# Data shown
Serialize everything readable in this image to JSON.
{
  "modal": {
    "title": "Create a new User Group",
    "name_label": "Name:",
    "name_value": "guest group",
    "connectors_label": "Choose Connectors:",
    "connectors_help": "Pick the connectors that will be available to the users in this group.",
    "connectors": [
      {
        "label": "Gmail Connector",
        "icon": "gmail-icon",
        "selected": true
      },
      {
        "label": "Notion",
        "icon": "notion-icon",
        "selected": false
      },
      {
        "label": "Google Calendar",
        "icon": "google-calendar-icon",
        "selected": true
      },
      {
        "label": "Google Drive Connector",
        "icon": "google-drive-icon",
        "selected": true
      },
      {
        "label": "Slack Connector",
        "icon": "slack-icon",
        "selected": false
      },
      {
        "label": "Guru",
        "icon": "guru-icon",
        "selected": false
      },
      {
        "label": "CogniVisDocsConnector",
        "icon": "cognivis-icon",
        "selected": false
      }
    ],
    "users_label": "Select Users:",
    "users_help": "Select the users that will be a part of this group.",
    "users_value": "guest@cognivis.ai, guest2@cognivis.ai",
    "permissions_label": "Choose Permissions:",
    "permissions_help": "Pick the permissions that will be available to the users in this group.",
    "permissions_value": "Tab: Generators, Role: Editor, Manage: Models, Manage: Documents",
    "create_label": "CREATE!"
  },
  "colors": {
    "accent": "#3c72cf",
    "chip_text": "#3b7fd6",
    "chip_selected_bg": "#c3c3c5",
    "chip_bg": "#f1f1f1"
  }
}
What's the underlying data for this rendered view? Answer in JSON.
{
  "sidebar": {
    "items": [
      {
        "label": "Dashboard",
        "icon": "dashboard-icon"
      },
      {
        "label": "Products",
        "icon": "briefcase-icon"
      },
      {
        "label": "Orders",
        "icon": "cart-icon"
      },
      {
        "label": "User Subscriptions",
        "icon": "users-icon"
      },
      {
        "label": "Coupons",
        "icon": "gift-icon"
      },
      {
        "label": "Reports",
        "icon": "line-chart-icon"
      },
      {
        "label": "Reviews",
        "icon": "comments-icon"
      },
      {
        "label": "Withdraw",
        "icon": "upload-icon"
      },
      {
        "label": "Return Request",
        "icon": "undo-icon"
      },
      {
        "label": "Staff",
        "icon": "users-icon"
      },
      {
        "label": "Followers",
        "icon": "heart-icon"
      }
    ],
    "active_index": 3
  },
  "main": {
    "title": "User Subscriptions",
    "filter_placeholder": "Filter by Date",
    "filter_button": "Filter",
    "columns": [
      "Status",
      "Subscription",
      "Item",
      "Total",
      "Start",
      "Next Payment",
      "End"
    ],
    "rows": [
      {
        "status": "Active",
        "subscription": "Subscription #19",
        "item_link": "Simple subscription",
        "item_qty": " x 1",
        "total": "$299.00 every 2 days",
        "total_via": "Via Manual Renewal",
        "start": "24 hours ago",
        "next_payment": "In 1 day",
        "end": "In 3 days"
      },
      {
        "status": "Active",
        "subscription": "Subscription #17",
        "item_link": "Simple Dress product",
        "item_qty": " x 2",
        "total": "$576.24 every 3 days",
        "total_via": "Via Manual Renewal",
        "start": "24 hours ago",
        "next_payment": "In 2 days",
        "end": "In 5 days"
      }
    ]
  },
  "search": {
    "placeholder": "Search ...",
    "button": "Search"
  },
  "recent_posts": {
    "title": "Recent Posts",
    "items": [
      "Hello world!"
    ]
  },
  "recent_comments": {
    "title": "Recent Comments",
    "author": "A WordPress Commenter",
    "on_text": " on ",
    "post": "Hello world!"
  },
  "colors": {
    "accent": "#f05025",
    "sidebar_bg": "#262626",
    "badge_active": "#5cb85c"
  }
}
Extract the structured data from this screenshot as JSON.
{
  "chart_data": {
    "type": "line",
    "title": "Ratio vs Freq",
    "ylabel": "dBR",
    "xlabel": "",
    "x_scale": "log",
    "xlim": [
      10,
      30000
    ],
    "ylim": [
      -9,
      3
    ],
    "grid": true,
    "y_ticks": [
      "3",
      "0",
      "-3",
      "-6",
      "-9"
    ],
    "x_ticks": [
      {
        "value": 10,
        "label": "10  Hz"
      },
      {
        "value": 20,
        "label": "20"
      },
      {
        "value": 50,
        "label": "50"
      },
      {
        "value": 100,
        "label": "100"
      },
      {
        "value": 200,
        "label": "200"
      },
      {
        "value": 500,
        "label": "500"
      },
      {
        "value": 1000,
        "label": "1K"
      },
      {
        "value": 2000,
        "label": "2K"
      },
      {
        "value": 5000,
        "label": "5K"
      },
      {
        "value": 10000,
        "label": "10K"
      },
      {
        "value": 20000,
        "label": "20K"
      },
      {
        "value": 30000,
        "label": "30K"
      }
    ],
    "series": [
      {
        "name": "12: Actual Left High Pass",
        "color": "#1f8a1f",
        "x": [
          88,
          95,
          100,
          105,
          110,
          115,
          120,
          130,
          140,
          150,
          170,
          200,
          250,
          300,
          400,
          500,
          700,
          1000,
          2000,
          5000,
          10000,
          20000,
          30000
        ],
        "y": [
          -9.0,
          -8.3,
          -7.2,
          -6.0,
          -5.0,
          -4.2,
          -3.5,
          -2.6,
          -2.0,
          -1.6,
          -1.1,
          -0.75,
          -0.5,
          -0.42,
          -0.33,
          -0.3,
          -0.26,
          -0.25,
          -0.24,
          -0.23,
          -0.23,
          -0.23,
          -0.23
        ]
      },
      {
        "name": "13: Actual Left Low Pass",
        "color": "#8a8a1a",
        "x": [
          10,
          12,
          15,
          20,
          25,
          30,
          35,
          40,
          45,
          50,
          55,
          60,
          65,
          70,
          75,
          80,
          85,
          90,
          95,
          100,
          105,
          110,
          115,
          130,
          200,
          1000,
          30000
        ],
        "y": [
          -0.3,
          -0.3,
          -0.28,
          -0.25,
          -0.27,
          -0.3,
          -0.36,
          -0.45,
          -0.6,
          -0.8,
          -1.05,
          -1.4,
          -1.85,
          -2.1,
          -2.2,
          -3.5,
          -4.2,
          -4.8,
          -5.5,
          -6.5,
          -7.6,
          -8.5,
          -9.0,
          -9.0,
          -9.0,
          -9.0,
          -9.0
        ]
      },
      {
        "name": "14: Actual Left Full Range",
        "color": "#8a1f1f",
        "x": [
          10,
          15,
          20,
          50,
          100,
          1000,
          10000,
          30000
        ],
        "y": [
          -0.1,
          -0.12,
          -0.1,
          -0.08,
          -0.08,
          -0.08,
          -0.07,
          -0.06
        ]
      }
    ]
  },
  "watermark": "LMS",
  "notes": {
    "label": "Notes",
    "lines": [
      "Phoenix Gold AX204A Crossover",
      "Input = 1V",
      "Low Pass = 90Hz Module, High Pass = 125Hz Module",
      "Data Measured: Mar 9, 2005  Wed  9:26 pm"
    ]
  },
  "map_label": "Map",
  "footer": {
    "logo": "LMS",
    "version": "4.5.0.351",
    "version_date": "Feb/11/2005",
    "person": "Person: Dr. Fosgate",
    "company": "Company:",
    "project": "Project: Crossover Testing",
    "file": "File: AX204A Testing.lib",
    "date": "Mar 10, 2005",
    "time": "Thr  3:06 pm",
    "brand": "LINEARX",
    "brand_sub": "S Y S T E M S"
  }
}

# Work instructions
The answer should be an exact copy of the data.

# Answer section
Serialize everything readable in this image to JSON.
{
  "modal": {
    "title": "Create a new User Group",
    "name_label": "Name:",
    "name_value": "guest group",
    "connectors_label": "Choose Connectors:",
    "connectors_help": "Pick the connectors that will be available to the users in this group.",
    "connectors": [
      {
        "label": "Gmail Connector",
        "icon": "gmail-icon",
        "selected": true
      },
      {
        "label": "Notion",
        "icon": "notion-icon",
        "selected": false
      },
      {
        "label": "Google Calendar",
        "icon": "google-calendar-icon",
        "selected": true
      },
      {
        "label": "Google Drive Connector",
        "icon": "google-drive-icon",
        "selected": true
      },
      {
        "label": "Slack Connector",
        "icon": "slack-icon",
        "selected": false
      },
      {
        "label": "Guru",
        "icon": "guru-icon",
        "selected": false
      },
      {
        "label": "CogniVisDocsConnector",
        "icon": "cognivis-icon",
        "selected": false
      }
    ],
    "users_label": "Select Users:",
    "users_help": "Select the users that will be a part of this group.",
    "users_value": "guest@cognivis.ai, guest2@cognivis.ai",
    "permissions_label": "Choose Permissions:",
    "permissions_help": "Pick the permissions that will be available to the users in this group.",
    "permissions_value": "Tab: Generators, Role: Editor, Manage: Models, Manage: Documents",
    "create_label": "CREATE!"
  },
  "colors": {
    "accent": "#3c72cf",
    "chip_text": "#3b7fd6",
    "chip_selected_bg": "#c3c3c5",
    "chip_bg": "#f1f1f1"
  }
}
What's the underlying data for this rendered view? Answer in JSON.
{
  "sidebar": {
    "items": [
      {
        "label": "Dashboard",
        "icon": "dashboard-icon"
      },
      {
        "label": "Products",
        "icon": "briefcase-icon"
      },
      {
        "label": "Orders",
        "icon": "cart-icon"
      },
      {
        "label": "User Subscriptions",
        "icon": "users-icon"
      },
      {
        "label": "Coupons",
        "icon": "gift-icon"
      },
      {
        "label": "Reports",
        "icon": "line-chart-icon"
      },
      {
        "label": "Reviews",
        "icon": "comments-icon"
      },
      {
        "label": "Withdraw",
        "icon": "upload-icon"
      },
      {
        "label": "Return Request",
        "icon": "undo-icon"
      },
      {
        "label": "Staff",
        "icon": "users-icon"
      },
      {
        "label": "Followers",
        "icon": "heart-icon"
      }
    ],
    "active_index": 3
  },
  "main": {
    "title": "User Subscriptions",
    "filter_placeholder": "Filter by Date",
    "filter_button": "Filter",
    "columns": [
      "Status",
      "Subscription",
      "Item",
      "Total",
      "Start",
      "Next Payment",
      "End"
    ],
    "rows": [
      {
        "status": "Active",
        "subscription": "Subscription #19",
        "item_link": "Simple subscription",
        "item_qty": " x 1",
        "total": "$299.00 every 2 days",
        "total_via": "Via Manual Renewal",
        "start": "24 hours ago",
        "next_payment": "In 1 day",
        "end": "In 3 days"
      },
      {
        "status": "Active",
        "subscription": "Subscription #17",
        "item_link": "Simple Dress product",
        "item_qty": " x 2",
        "total": "$576.24 every 3 days",
        "total_via": "Via Manual Renewal",
        "start": "24 hours ago",
        "next_payment": "In 2 days",
        "end": "In 5 days"
      }
    ]
  },
  "search": {
    "placeholder": "Search ...",
    "button": "Search"
  },
  "recent_posts": {
    "title": "Recent Posts",
    "items": [
      "Hello world!"
    ]
  },
  "recent_comments": {
    "title": "Recent Comments",
    "author": "A WordPress Commenter",
    "on_text": " on ",
    "post": "Hello world!"
  },
  "colors": {
    "accent": "#f05025",
    "sidebar_bg": "#262626",
    "badge_active": "#5cb85c"
  }
}
Extract the structured data from this screenshot as JSON.
{
  "chart_data": {
    "type": "line",
    "title": "Ratio vs Freq",
    "ylabel": "dBR",
    "xlabel": "",
    "x_scale": "log",
    "xlim": [
      10,
      30000
    ],
    "ylim": [
      -9,
      3
    ],
    "grid": true,
    "y_ticks": [
      "3",
      "0",
      "-3",
      "-6",
      "-9"
    ],
    "x_ticks": [
      {
        "value": 10,
        "label": "10  Hz"
      },
      {
        "value": 20,
        "label": "20"
      },
      {
        "value": 50,
        "label": "50"
      },
      {
        "value": 100,
        "label": "100"
      },
      {
        "value": 200,
        "label": "200"
      },
      {
        "value": 500,
        "label": "500"
      },
      {
        "value": 1000,
        "label": "1K"
      },
      {
        "value": 2000,
        "label": "2K"
      },
      {
        "value": 5000,
        "label": "5K"
      },
      {
        "value": 10000,
        "label": "10K"
      },
      {
        "value": 20000,
        "label": "20K"
      },
      {
        "value": 30000,
        "label": "30K"
      }
    ],
    "series": [
      {
        "name": "12: Actual Left High Pass",
        "color": "#1f8a1f",
        "x": [
          88,
          95,
          100,
          105,
          110,
          115,
          120,
          130,
          140,
          150,
          170,
          200,
          250,
          300,
          400,
          500,
          700,
          1000,
          2000,
          5000,
          10000,
          20000,
          30000
        ],
        "y": [
          -9.0,
          -8.3,
          -7.2,
          -6.0,
          -5.0,
          -4.2,
          -3.5,
          -2.6,
          -2.0,
          -1.6,
          -1.1,
          -0.75,
          -0.5,
          -0.42,
          -0.33,
          -0.3,
          -0.26,
          -0.25,
          -0.24,
          -0.23,
          -0.23,
          -0.23,
          -0.23
        ]
      },
      {
        "name": "13: Actual Left Low Pass",
        "color": "#8a8a1a",
        "x": [
          10,
          12,
          15,
          20,
          25,
          30,
          35,
          40,
          45,
          50,
          55,
          60,
          65,
          70,
          75,
          80,
          85,
          90,
          95,
          100,
          105,
          110,
          115,
          130,
          200,
          1000,
          30000
        ],
        "y": [
          -0.3,
          -0.3,
          -0.28,
          -0.25,
          -0.27,
          -0.3,
          -0.36,
          -0.45,
          -0.6,
          -0.8,
          -1.05,
          -1.4,
          -1.85,
          -2.1,
          -2.2,
          -3.5,
          -4.2,
          -4.8,
          -5.5,
          -6.5,
          -7.6,
          -8.5,
          -9.0,
          -9.0,
          -9.0,
          -9.0,
          -9.0
        ]
      },
      {
        "name": "14: Actual Left Full Range",
        "color": "#8a1f1f",
        "x": [
          10,
          15,
          20,
          50,
          100,
          1000,
          10000,
          30000
        ],
        "y": [
          -0.1,
          -0.12,
          -0.1,
          -0.08,
          -0.08,
          -0.08,
          -0.07,
          -0.06
        ]
      }
    ]
  },
  "watermark": "LMS",
  "notes": {
    "label": "Notes",
    "lines": [
      "Phoenix Gold AX204A Crossover",
      "Input = 1V",
      "Low Pass = 90Hz Module, High Pass = 125Hz Module",
      "Data Measured: Mar 9, 2005  Wed  9:26 pm"
    ]
  },
  "map_label": "Map",
  "footer": {
    "logo": "LMS",
    "version": "4.5.0.351",
    "version_date": "Feb/11/2005",
    "person": "Person: Dr. Fosgate",
    "company": "Company:",
    "project": "Project: Crossover Testing",
    "file": "File: AX204A Testing.lib",
    "date": "Mar 10, 2005",
    "time": "Thr  3:06 pm",
    "brand": "LINEARX",
    "brand_sub": "S Y S T E M S"
  }
}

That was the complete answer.